─── Data extracts ───

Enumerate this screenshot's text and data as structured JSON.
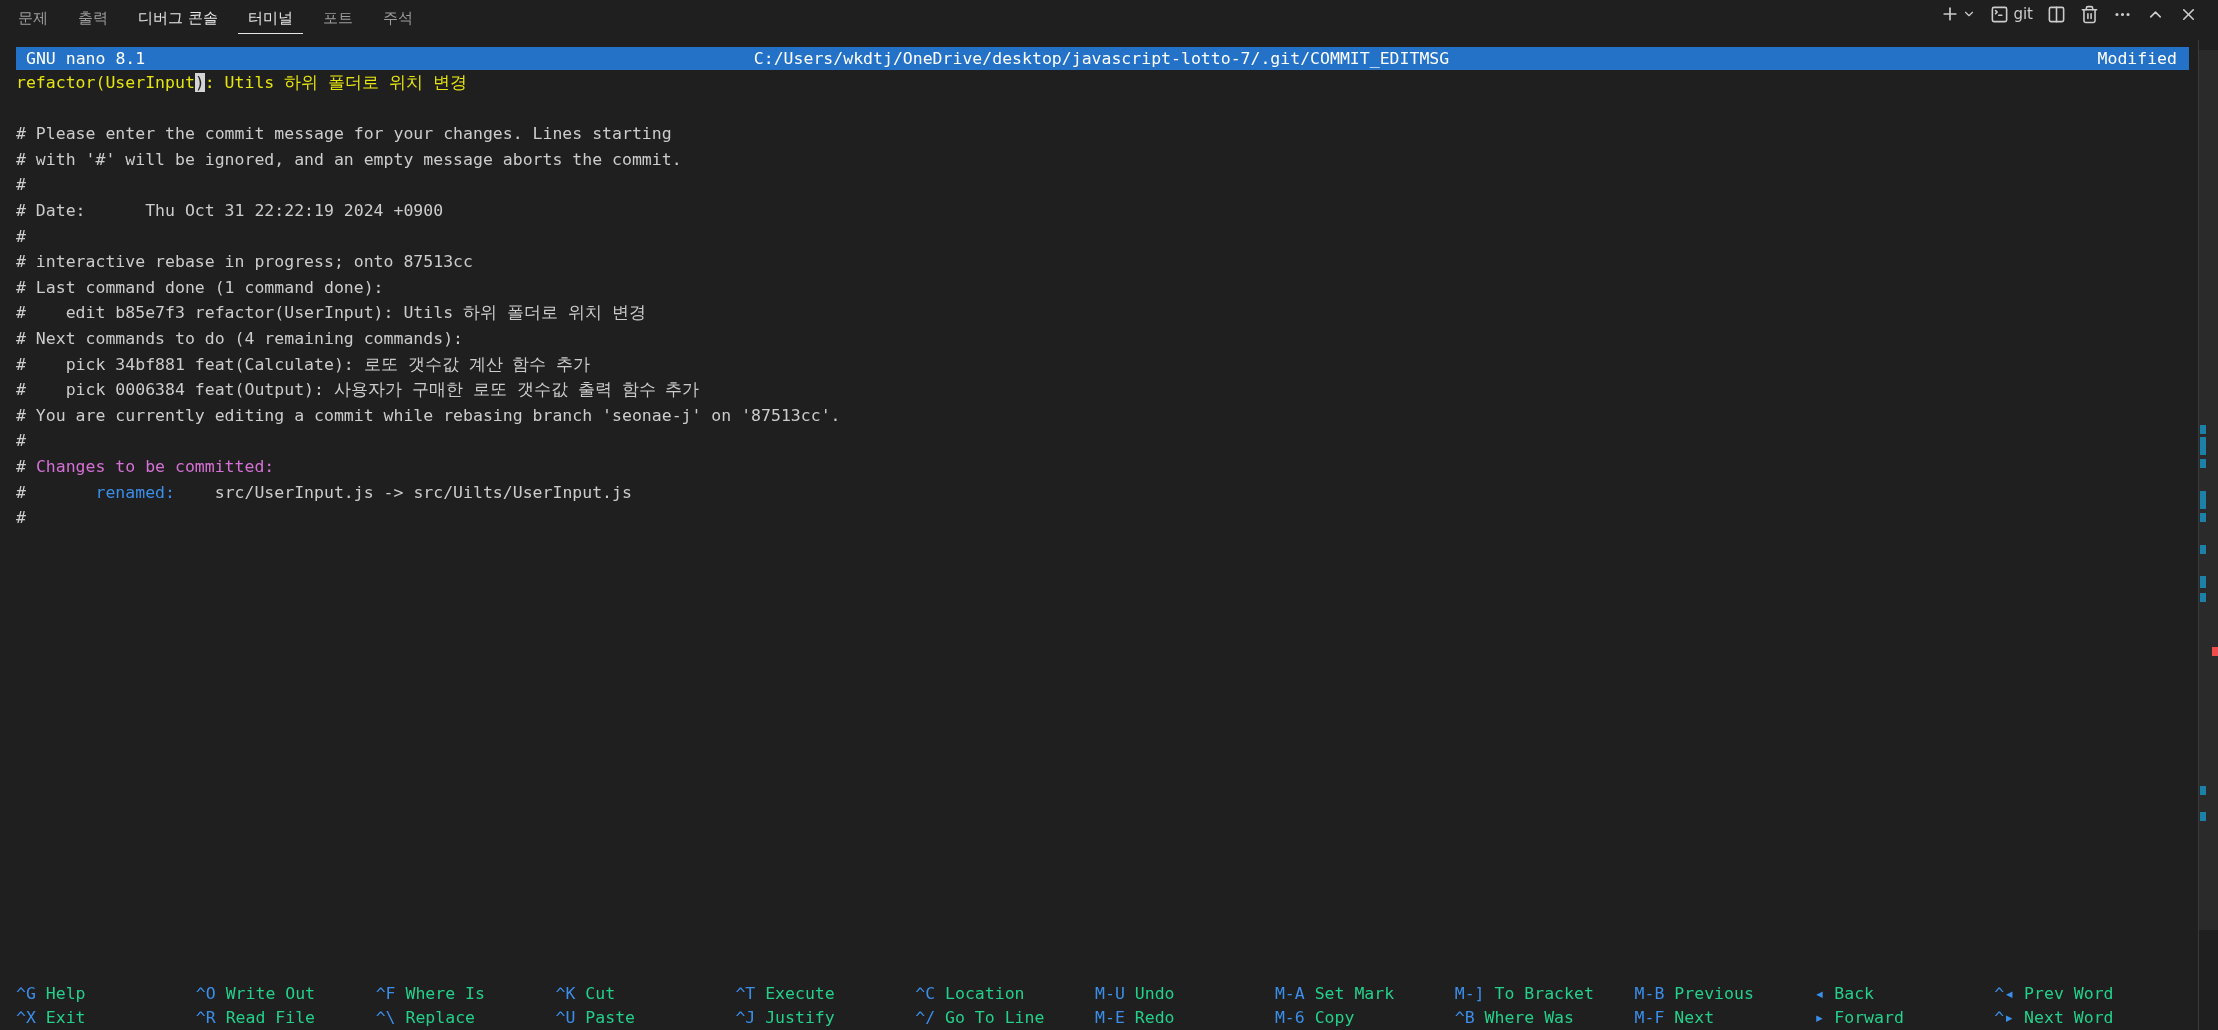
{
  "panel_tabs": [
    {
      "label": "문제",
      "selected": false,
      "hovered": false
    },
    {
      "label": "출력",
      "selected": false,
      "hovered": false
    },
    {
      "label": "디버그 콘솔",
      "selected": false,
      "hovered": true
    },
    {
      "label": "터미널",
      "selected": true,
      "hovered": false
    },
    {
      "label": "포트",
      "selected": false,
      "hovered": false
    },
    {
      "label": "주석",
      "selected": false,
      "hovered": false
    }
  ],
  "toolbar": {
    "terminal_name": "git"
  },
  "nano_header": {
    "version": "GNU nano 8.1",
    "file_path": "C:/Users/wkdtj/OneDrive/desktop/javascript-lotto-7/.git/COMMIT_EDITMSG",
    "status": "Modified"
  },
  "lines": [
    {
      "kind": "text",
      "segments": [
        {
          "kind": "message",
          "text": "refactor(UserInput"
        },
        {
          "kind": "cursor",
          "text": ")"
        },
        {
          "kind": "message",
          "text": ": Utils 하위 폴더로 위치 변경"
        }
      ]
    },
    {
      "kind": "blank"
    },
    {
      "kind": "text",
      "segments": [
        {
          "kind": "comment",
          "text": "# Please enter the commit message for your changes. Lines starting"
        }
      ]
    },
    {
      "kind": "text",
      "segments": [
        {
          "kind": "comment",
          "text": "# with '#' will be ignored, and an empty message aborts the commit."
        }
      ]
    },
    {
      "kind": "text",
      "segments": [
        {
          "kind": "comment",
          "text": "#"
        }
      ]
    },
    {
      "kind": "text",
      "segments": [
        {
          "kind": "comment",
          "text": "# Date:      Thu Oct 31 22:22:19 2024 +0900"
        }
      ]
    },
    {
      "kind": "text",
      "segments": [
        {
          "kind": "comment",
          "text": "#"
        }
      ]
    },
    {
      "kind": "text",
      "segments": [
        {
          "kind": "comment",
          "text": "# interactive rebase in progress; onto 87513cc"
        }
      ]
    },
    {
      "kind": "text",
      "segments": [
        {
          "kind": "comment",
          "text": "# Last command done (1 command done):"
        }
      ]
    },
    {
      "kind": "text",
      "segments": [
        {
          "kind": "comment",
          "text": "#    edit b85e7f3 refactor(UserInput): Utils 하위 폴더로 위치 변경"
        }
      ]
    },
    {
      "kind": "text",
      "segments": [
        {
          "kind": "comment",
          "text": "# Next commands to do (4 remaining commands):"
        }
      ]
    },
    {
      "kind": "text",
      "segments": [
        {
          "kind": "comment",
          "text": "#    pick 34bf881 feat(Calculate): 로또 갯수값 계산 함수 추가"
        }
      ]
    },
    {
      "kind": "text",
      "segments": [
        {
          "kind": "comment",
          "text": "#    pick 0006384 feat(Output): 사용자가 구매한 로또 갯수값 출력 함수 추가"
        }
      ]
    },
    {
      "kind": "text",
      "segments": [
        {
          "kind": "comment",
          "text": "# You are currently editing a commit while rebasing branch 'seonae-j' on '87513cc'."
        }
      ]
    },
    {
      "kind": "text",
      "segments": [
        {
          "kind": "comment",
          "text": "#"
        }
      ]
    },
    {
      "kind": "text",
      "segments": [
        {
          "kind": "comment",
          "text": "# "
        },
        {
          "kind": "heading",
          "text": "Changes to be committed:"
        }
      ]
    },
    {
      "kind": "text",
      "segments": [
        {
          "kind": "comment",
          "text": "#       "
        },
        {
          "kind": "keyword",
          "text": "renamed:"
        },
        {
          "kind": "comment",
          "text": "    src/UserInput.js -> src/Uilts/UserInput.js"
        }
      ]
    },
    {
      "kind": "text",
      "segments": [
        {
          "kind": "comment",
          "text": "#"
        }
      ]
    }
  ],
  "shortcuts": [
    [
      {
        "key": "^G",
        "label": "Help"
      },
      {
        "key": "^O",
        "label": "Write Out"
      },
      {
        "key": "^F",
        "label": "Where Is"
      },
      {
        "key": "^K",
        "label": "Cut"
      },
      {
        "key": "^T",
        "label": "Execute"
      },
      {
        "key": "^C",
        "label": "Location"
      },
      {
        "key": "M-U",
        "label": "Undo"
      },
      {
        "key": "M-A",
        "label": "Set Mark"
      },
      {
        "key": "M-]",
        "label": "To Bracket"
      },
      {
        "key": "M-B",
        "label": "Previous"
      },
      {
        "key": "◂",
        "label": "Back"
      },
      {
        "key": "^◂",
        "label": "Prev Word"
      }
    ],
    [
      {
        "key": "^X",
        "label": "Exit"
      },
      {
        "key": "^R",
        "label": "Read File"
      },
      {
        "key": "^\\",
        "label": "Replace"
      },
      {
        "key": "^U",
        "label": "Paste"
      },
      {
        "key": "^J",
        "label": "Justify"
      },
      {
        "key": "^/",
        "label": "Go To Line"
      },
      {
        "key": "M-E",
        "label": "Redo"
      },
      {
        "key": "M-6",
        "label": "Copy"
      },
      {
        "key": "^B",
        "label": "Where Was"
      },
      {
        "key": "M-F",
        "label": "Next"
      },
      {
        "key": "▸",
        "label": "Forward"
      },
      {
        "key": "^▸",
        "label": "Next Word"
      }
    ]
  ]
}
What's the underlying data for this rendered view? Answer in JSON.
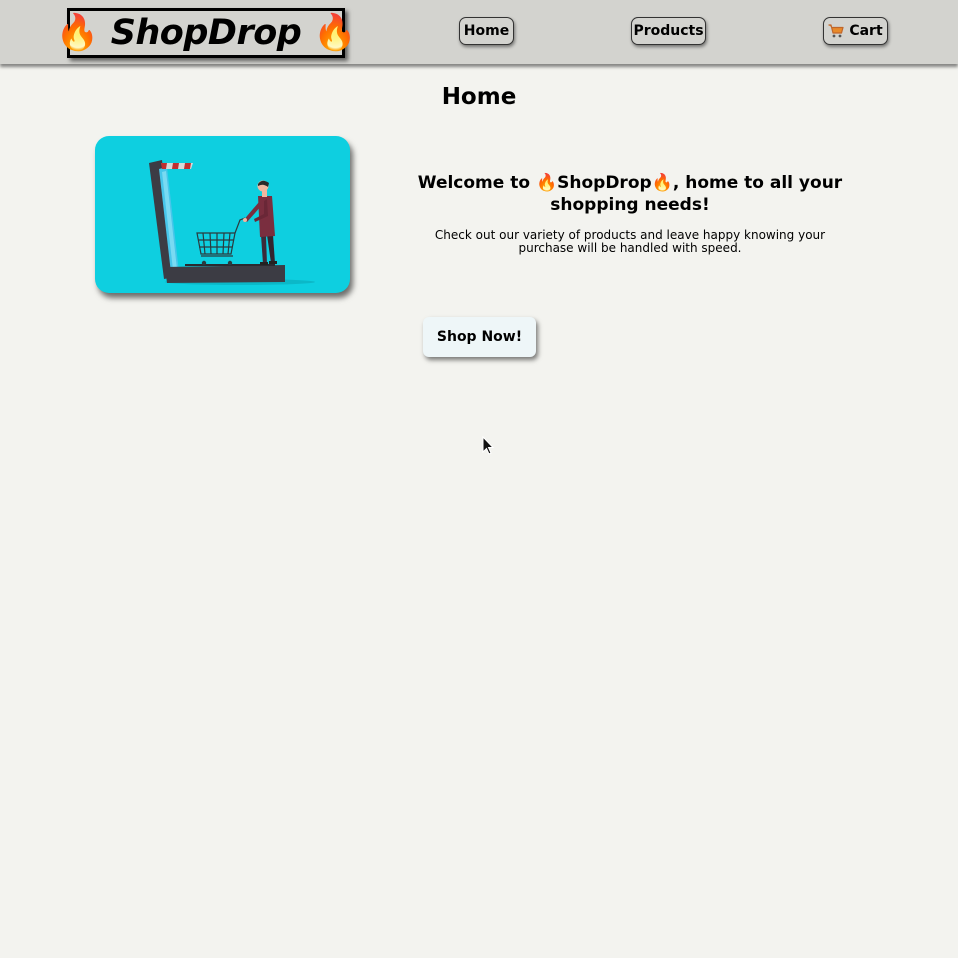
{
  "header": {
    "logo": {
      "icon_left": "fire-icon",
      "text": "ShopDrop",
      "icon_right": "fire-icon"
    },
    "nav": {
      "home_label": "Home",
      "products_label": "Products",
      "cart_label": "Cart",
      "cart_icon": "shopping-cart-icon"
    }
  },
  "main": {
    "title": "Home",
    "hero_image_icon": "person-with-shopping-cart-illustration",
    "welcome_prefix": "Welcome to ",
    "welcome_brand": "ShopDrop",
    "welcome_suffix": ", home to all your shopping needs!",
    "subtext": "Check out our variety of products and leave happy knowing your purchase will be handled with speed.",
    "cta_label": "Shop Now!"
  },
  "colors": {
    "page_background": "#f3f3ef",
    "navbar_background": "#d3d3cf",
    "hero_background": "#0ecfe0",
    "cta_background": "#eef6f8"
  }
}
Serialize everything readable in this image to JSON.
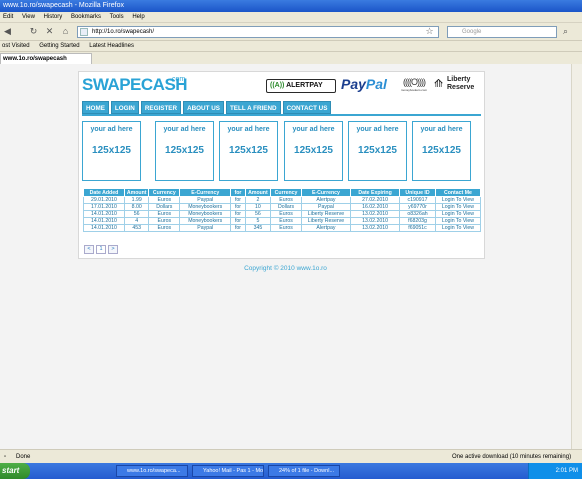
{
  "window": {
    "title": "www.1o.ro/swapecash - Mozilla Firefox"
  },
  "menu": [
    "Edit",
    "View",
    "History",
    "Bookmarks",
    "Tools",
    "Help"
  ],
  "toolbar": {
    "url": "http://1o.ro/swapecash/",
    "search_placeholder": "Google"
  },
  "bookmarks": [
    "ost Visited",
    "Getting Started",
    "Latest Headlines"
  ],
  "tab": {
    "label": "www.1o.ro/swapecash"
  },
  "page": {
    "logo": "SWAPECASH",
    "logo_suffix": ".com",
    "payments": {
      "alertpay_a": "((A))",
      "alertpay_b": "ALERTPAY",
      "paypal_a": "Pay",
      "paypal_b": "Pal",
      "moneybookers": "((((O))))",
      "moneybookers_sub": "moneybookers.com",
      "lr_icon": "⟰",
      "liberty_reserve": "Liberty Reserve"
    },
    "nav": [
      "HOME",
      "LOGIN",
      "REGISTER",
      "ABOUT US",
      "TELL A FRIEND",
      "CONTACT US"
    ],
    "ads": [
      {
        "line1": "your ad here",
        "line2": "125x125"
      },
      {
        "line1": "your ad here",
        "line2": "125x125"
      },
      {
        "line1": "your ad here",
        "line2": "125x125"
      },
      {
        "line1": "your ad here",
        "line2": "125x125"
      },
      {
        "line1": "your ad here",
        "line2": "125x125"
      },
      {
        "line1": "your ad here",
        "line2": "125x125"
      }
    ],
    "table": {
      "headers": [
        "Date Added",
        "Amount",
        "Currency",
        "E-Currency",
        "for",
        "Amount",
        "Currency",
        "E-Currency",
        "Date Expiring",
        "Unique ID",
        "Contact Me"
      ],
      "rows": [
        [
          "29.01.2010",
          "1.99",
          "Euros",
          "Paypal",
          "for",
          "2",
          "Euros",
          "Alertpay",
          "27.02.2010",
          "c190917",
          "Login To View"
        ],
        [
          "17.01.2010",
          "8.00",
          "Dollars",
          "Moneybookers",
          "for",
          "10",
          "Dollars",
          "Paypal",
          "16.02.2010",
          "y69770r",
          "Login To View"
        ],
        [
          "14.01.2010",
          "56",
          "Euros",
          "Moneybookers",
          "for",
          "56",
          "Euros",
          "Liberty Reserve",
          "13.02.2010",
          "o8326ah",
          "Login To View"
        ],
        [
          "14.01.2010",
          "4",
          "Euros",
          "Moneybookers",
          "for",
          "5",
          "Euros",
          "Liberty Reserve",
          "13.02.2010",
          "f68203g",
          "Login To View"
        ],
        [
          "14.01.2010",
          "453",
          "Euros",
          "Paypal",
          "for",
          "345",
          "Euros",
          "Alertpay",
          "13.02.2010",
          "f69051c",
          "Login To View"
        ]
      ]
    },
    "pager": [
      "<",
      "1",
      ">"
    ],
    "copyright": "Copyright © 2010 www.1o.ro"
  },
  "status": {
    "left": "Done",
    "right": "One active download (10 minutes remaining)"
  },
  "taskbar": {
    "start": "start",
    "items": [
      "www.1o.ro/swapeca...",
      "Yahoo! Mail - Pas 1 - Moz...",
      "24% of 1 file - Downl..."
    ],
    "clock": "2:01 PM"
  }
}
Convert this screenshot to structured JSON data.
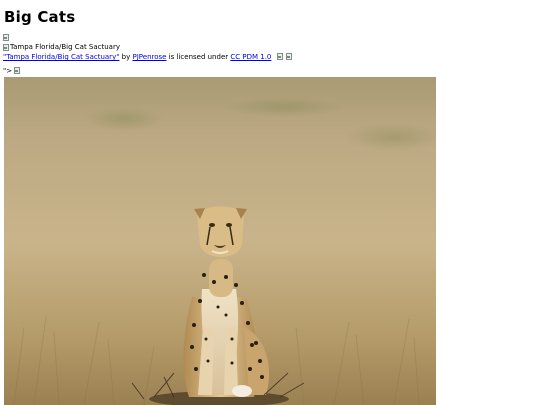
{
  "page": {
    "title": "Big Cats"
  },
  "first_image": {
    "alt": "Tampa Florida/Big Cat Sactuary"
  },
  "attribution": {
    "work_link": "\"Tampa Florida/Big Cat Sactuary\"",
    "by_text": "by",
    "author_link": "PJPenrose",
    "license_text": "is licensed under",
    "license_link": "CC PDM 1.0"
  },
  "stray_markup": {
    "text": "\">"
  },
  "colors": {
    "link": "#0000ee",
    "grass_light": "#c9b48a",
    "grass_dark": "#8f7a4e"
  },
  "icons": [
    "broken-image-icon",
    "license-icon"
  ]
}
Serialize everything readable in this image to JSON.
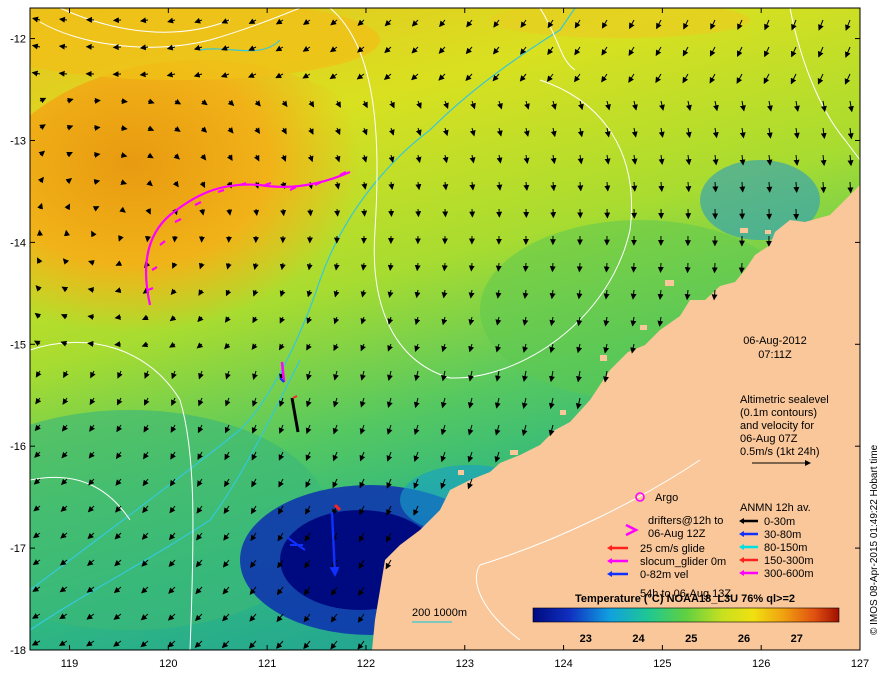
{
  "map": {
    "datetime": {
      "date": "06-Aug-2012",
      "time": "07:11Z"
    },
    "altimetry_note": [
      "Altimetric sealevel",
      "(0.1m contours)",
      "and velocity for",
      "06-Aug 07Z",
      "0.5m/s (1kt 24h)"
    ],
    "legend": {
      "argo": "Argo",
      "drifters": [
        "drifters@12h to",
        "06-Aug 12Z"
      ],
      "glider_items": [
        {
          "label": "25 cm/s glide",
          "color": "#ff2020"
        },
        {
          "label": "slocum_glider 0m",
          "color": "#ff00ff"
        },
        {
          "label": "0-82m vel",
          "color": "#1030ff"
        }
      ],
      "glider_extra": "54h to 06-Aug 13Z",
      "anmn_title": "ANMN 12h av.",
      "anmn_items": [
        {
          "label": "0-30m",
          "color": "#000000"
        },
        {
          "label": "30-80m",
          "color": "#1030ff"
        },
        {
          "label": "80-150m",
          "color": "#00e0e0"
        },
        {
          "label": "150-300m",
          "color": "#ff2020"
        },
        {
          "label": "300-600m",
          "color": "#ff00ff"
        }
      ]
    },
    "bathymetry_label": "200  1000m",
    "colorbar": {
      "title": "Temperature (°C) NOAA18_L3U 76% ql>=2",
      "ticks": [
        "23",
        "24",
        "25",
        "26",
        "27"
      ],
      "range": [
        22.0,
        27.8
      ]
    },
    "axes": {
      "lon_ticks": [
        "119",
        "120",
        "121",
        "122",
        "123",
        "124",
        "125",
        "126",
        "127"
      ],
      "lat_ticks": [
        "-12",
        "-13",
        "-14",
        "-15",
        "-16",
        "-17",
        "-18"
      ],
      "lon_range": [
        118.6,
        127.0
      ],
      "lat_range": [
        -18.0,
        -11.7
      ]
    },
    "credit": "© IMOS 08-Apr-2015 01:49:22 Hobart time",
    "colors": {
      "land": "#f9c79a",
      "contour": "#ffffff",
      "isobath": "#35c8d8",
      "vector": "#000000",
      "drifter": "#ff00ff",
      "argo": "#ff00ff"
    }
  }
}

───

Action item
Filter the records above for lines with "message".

Your solution
          "kind": "message",
          "kind": "message",
          "text": "# Please enter the commit message for your changes. Lines starting"
          "text": "# with '#' will be ignored, and an empty message aborts the commit."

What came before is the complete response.